At Xnor.ai we work on every aspect of computing platforms to optimize artificial intelligence and machine learning, from the software down to the hardware. We have a diverse set of skills, so it is easy to quickly build a prototype for an end-to-end project. Saman Naderiparizi, PhD, is an Xnor.ai hardware engineer and is here to share an example of the types of problems our team solves.
Here he describes one of our projects showing how we were able to take a Raspberry Pi Zero and turn it into a real-time edge AI device:
Before joining Xnor I was an electrical engineering PhD student at the University of Washington working on two core projects: developing cameras that harvest energy from Radio Signals such as WiFi, and streaming HD video without the need for any batteries. Leveraging these skills, I develop low-power hardware platforms to run Xnor.ai deep neural network models.
To demonstrate Xnor.ai’s efficient machine learning models I want to show you what we humorously call our “Thing Detector”. It is a battery-powered device running on a $5 Raspberry Pi Zero that utilizes the Raspberry Pi camera to do complex and accurate object classification and emotion detection in real-time, while using a fraction of the compute capability present in desktop computers and cloud servers.
An image is fed to the Pi 0 and an inference is made. For object classification, if it sees a person, it chirps “person”. It can also infer human emotions such as happy, sad, angry, and scared. This is made possible with Xnor’s efficient binarized models in concert with our efficient inference engine.
The model running on this tiny computer is capable of recognizing 80 types of objects at several frames a second and only takes up a few megabytes of space. It’s a low-power device so it can run for about 5 hours with onboard battery that has the same capacity as two AA batteries.

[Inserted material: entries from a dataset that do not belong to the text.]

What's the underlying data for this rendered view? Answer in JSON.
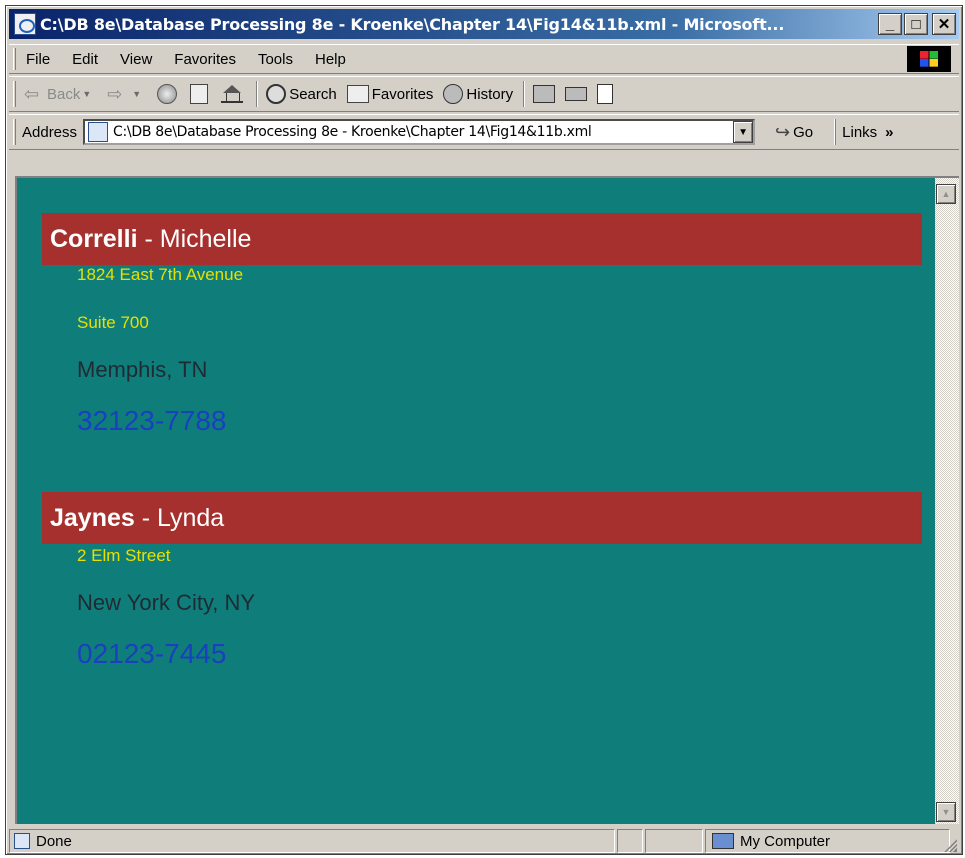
{
  "window": {
    "title": "C:\\DB 8e\\Database Processing 8e - Kroenke\\Chapter 14\\Fig14&11b.xml - Microsoft...",
    "minimize_glyph": "_",
    "maximize_glyph": "□",
    "close_glyph": "✕"
  },
  "menu": [
    "File",
    "Edit",
    "View",
    "Favorites",
    "Tools",
    "Help"
  ],
  "toolbar": {
    "back_label": "Back",
    "search_label": "Search",
    "favorites_label": "Favorites",
    "history_label": "History"
  },
  "address": {
    "label": "Address",
    "value": "C:\\DB 8e\\Database Processing 8e - Kroenke\\Chapter 14\\Fig14&11b.xml",
    "go_label": "Go",
    "links_label": "Links",
    "links_chevron": "»"
  },
  "records": [
    {
      "last_name": "Correlli",
      "separator": " - ",
      "first_name": "Michelle",
      "address_lines": [
        "1824 East 7th Avenue",
        "Suite 700"
      ],
      "city_state": "Memphis, TN",
      "zip": "32123-7788"
    },
    {
      "last_name": "Jaynes",
      "separator": " - ",
      "first_name": "Lynda",
      "address_lines": [
        "2 Elm Street"
      ],
      "city_state": "New York City, NY",
      "zip": "02123-7445"
    }
  ],
  "status": {
    "text": "Done",
    "zone": "My Computer"
  },
  "colors": {
    "page_background": "#0f7e7a",
    "name_bar": "#a6302d",
    "address_text": "#e8e000",
    "city_text": "#1f2a33",
    "zip_text": "#1a3fbf"
  }
}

To understand what’s happening in the real world, a computer needs to process input from a variety of sources such as imagery, video, and audio. This requires computationally demanding processes to run quickly — all made more challenging when running on limited hardware like our Raspberry Pi Zero.
Taking an image and making an accurate inference that it contains a human, other physical objects, or infer emotion from a face previously required billions of floating point operations…per image. Depending on the usage scenario this may be needed to processed on hundreds of frames per second in real time. Typically these workloads run on graphical processing units (GPU). In contrast, an xnorized network contains binary (0 or 1) values which results in floating point operations such as multiply/add to be converted down into simple operations such as XNOR and POPCOUNT. Additionally, because of the reduced bit-width from 32-bit floating point to 1-bit binary values, the memory requirements of xnorized models reduces significantly. This is where the performance boost of xnorized networks outperform traditional neural networks. What we’re doing here would have needed significant hardware or cloud resources just a short while ago.
While the prototype I’m showing you is an internal demo, we have successfully deployed production-quality models for our customers. We’re currently enabling new capabilities on $2 embedded chips and cameras that are components of everyday consumer appliances, mobile handsets, and home security devices.
I hope this gives you a glimpse into the intriguing opportunities we work on. If you find machine learning and AI as fascinating as I do come join our team!